Guy Talmi CMO

New P2P payment solutions continue to garner a lot of attention in the media and banking industry. But despite all the hype, P2P payments via non-banking solutions represent just 6.3% of transactions according to a new survey conducted by PayKey.


Although survey findings strongly suggest that the current threat from non-bank P2P providers has been overstated, the results should not lead bank executives to a state of complacency. While P2P payments via non-banking solutions represent just 6.3% of transactions among UK millennials, non-traditional competitors are starting to gain traction in the P2P market.


The good news is that the mobile P2P transfer market is massive and still wide open for banks to make their mark. Third party P2P providers have only managed limited market penetration thus far which means banks have a great opportunity to capture significant numbers of millennial consumers who have not yet turned to these non-traditional payment solutions.


Banks must, however, act in a timely fashion. A host of powerful non-traditional players with well established millennial brands have moved into the market. Non-bank P2P provider and market leader Venmo for example, processed four billion dollars in P2P payments in Q2 of 2016 alone, up 141% year over year. In addition to new dedicated P2P providers, many of the world’s largest social media companies are also entering the market. Social media giants like Facebook and Snapchat are utilising their large millennial user bases to deliver instant and contextual payment experiences. To date, four out of the five biggest messengers have added payment platforms. In 2015 alone, WeChat processed an estimated $550 billion in payments.


Search titans Google have also entered the market. In 2015, the company relaunched Google Wallet with a specific focus on mobile P2P money transfers. There is also Apple, the world’s most valuable company. The global tech giant is currently investigating the possibility of adding the functionality of its Siri virtual assistant to its iMessage service that would enable hundreds of millions of iPhone users to perform P2P payment transactions.

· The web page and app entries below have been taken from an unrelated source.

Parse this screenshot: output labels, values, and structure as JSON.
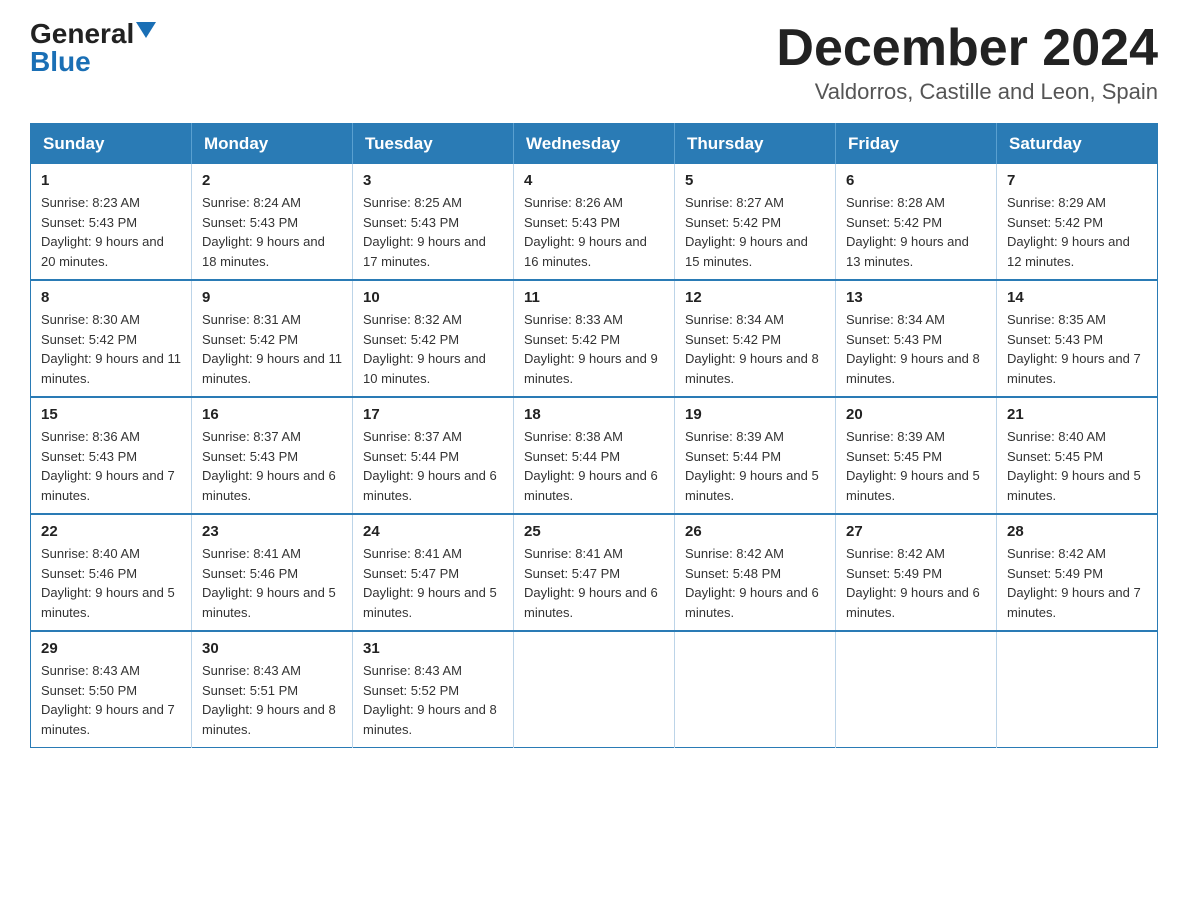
{
  "header": {
    "logo_general": "General",
    "logo_blue": "Blue",
    "title_month": "December 2024",
    "title_location": "Valdorros, Castille and Leon, Spain"
  },
  "calendar": {
    "days_of_week": [
      "Sunday",
      "Monday",
      "Tuesday",
      "Wednesday",
      "Thursday",
      "Friday",
      "Saturday"
    ],
    "weeks": [
      [
        {
          "day": "1",
          "sunrise": "8:23 AM",
          "sunset": "5:43 PM",
          "daylight": "9 hours and 20 minutes."
        },
        {
          "day": "2",
          "sunrise": "8:24 AM",
          "sunset": "5:43 PM",
          "daylight": "9 hours and 18 minutes."
        },
        {
          "day": "3",
          "sunrise": "8:25 AM",
          "sunset": "5:43 PM",
          "daylight": "9 hours and 17 minutes."
        },
        {
          "day": "4",
          "sunrise": "8:26 AM",
          "sunset": "5:43 PM",
          "daylight": "9 hours and 16 minutes."
        },
        {
          "day": "5",
          "sunrise": "8:27 AM",
          "sunset": "5:42 PM",
          "daylight": "9 hours and 15 minutes."
        },
        {
          "day": "6",
          "sunrise": "8:28 AM",
          "sunset": "5:42 PM",
          "daylight": "9 hours and 13 minutes."
        },
        {
          "day": "7",
          "sunrise": "8:29 AM",
          "sunset": "5:42 PM",
          "daylight": "9 hours and 12 minutes."
        }
      ],
      [
        {
          "day": "8",
          "sunrise": "8:30 AM",
          "sunset": "5:42 PM",
          "daylight": "9 hours and 11 minutes."
        },
        {
          "day": "9",
          "sunrise": "8:31 AM",
          "sunset": "5:42 PM",
          "daylight": "9 hours and 11 minutes."
        },
        {
          "day": "10",
          "sunrise": "8:32 AM",
          "sunset": "5:42 PM",
          "daylight": "9 hours and 10 minutes."
        },
        {
          "day": "11",
          "sunrise": "8:33 AM",
          "sunset": "5:42 PM",
          "daylight": "9 hours and 9 minutes."
        },
        {
          "day": "12",
          "sunrise": "8:34 AM",
          "sunset": "5:42 PM",
          "daylight": "9 hours and 8 minutes."
        },
        {
          "day": "13",
          "sunrise": "8:34 AM",
          "sunset": "5:43 PM",
          "daylight": "9 hours and 8 minutes."
        },
        {
          "day": "14",
          "sunrise": "8:35 AM",
          "sunset": "5:43 PM",
          "daylight": "9 hours and 7 minutes."
        }
      ],
      [
        {
          "day": "15",
          "sunrise": "8:36 AM",
          "sunset": "5:43 PM",
          "daylight": "9 hours and 7 minutes."
        },
        {
          "day": "16",
          "sunrise": "8:37 AM",
          "sunset": "5:43 PM",
          "daylight": "9 hours and 6 minutes."
        },
        {
          "day": "17",
          "sunrise": "8:37 AM",
          "sunset": "5:44 PM",
          "daylight": "9 hours and 6 minutes."
        },
        {
          "day": "18",
          "sunrise": "8:38 AM",
          "sunset": "5:44 PM",
          "daylight": "9 hours and 6 minutes."
        },
        {
          "day": "19",
          "sunrise": "8:39 AM",
          "sunset": "5:44 PM",
          "daylight": "9 hours and 5 minutes."
        },
        {
          "day": "20",
          "sunrise": "8:39 AM",
          "sunset": "5:45 PM",
          "daylight": "9 hours and 5 minutes."
        },
        {
          "day": "21",
          "sunrise": "8:40 AM",
          "sunset": "5:45 PM",
          "daylight": "9 hours and 5 minutes."
        }
      ],
      [
        {
          "day": "22",
          "sunrise": "8:40 AM",
          "sunset": "5:46 PM",
          "daylight": "9 hours and 5 minutes."
        },
        {
          "day": "23",
          "sunrise": "8:41 AM",
          "sunset": "5:46 PM",
          "daylight": "9 hours and 5 minutes."
        },
        {
          "day": "24",
          "sunrise": "8:41 AM",
          "sunset": "5:47 PM",
          "daylight": "9 hours and 5 minutes."
        },
        {
          "day": "25",
          "sunrise": "8:41 AM",
          "sunset": "5:47 PM",
          "daylight": "9 hours and 6 minutes."
        },
        {
          "day": "26",
          "sunrise": "8:42 AM",
          "sunset": "5:48 PM",
          "daylight": "9 hours and 6 minutes."
        },
        {
          "day": "27",
          "sunrise": "8:42 AM",
          "sunset": "5:49 PM",
          "daylight": "9 hours and 6 minutes."
        },
        {
          "day": "28",
          "sunrise": "8:42 AM",
          "sunset": "5:49 PM",
          "daylight": "9 hours and 7 minutes."
        }
      ],
      [
        {
          "day": "29",
          "sunrise": "8:43 AM",
          "sunset": "5:50 PM",
          "daylight": "9 hours and 7 minutes."
        },
        {
          "day": "30",
          "sunrise": "8:43 AM",
          "sunset": "5:51 PM",
          "daylight": "9 hours and 8 minutes."
        },
        {
          "day": "31",
          "sunrise": "8:43 AM",
          "sunset": "5:52 PM",
          "daylight": "9 hours and 8 minutes."
        },
        null,
        null,
        null,
        null
      ]
    ]
  }
}
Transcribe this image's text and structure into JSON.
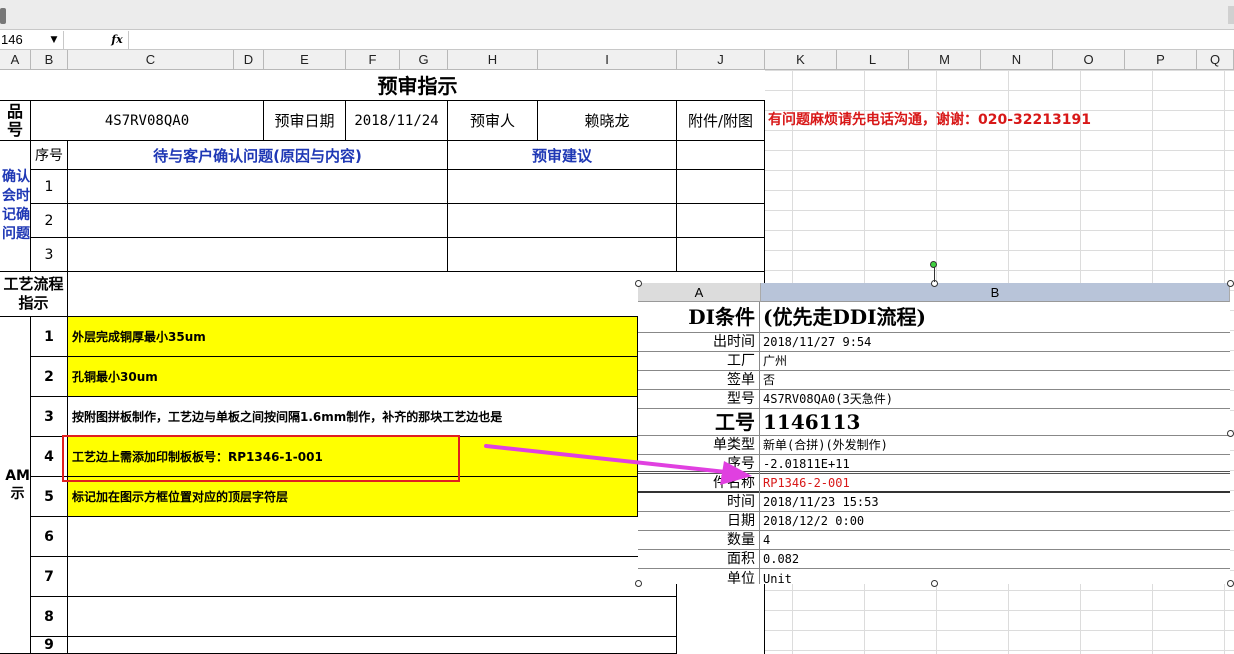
{
  "formula_bar": {
    "name_box": "146",
    "fx_label": "fx",
    "formula": ""
  },
  "columns": [
    "A",
    "B",
    "C",
    "D",
    "E",
    "F",
    "G",
    "H",
    "I",
    "J",
    "K",
    "L",
    "M",
    "N",
    "O",
    "P",
    "Q"
  ],
  "sheet": {
    "title": "预审指示",
    "row1": {
      "label": "品\n号",
      "part_no": "4S7RV08QA0",
      "date_label": "预审日期",
      "date_value": "2018/11/24",
      "reviewer_label": "预审人",
      "reviewer_name": "赖晓龙",
      "attach_label": "附件/附图",
      "note": "有问题麻烦请先电话沟通，谢谢：020-32213191"
    },
    "confirm": {
      "side_label": "确认\n会时\n记确\n问题",
      "seq_header": "序号",
      "issue_header": "待与客户确认问题(原因与内容)",
      "advice_header": "预审建议",
      "rows": [
        "1",
        "2",
        "3"
      ]
    },
    "process": {
      "side_label": "工艺流程\n指示",
      "cam_label": "AM\n示",
      "steps": [
        {
          "no": "1",
          "text": "外层完成铜厚最小35um"
        },
        {
          "no": "2",
          "text": "孔铜最小30um"
        },
        {
          "no": "3",
          "text": "按附图拼板制作，工艺边与单板之间按间隔1.6mm制作，补齐的那块工艺边也是"
        },
        {
          "no": "4",
          "text": "工艺边上需添加印制板板号：RP1346-1-001"
        },
        {
          "no": "5",
          "text": "标记加在图示方框位置对应的顶层字符层"
        },
        {
          "no": "6",
          "text": ""
        },
        {
          "no": "7",
          "text": ""
        },
        {
          "no": "8",
          "text": ""
        },
        {
          "no": "9",
          "text": ""
        }
      ]
    }
  },
  "overlay": {
    "col_a": "A",
    "col_b": "B",
    "header_label": "DI条件",
    "header_value": "(优先走DDI流程)",
    "rows": [
      {
        "label": "出时间",
        "value": "2018/11/27 9:54"
      },
      {
        "label": "工厂",
        "value": "广州"
      },
      {
        "label": "签单",
        "value": "否"
      },
      {
        "label": "型号",
        "value": "4S7RV08QA0(3天急件)"
      },
      {
        "label": "工号",
        "value": "1146113"
      },
      {
        "label": "单类型",
        "value": "新单(合拼)(外发制作)"
      },
      {
        "label": "序号",
        "value": "-2.01811E+11"
      },
      {
        "label": "件名称",
        "value": "RP1346-2-001"
      },
      {
        "label": "时间",
        "value": "2018/11/23 15:53"
      },
      {
        "label": "日期",
        "value": "2018/12/2 0:00"
      },
      {
        "label": "数量",
        "value": "4"
      },
      {
        "label": "面积",
        "value": "0.082"
      },
      {
        "label": "单位",
        "value": "Unit"
      }
    ]
  },
  "colors": {
    "highlight": "#ffff00",
    "blue_text": "#1f38b5",
    "red_text": "#d81818",
    "box": "#e02020",
    "arrow": "#e040e0"
  }
}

Overall, it’s important for banks to understand that even though non-banking solutions represent a small percentage of transactions in the mobile P2P transfer market, competition from non-bank providers is just beginning to heat up. The time to make mobile P2P transfer solutions more attractive to millennials is now, while there is still an open market. With PSD2 enabling bank customers in the EU to use third-party providers to manage their finances and a changing regulatory environment in the US and Asia as well, banks should expect competition to increase dramatically in the next few years.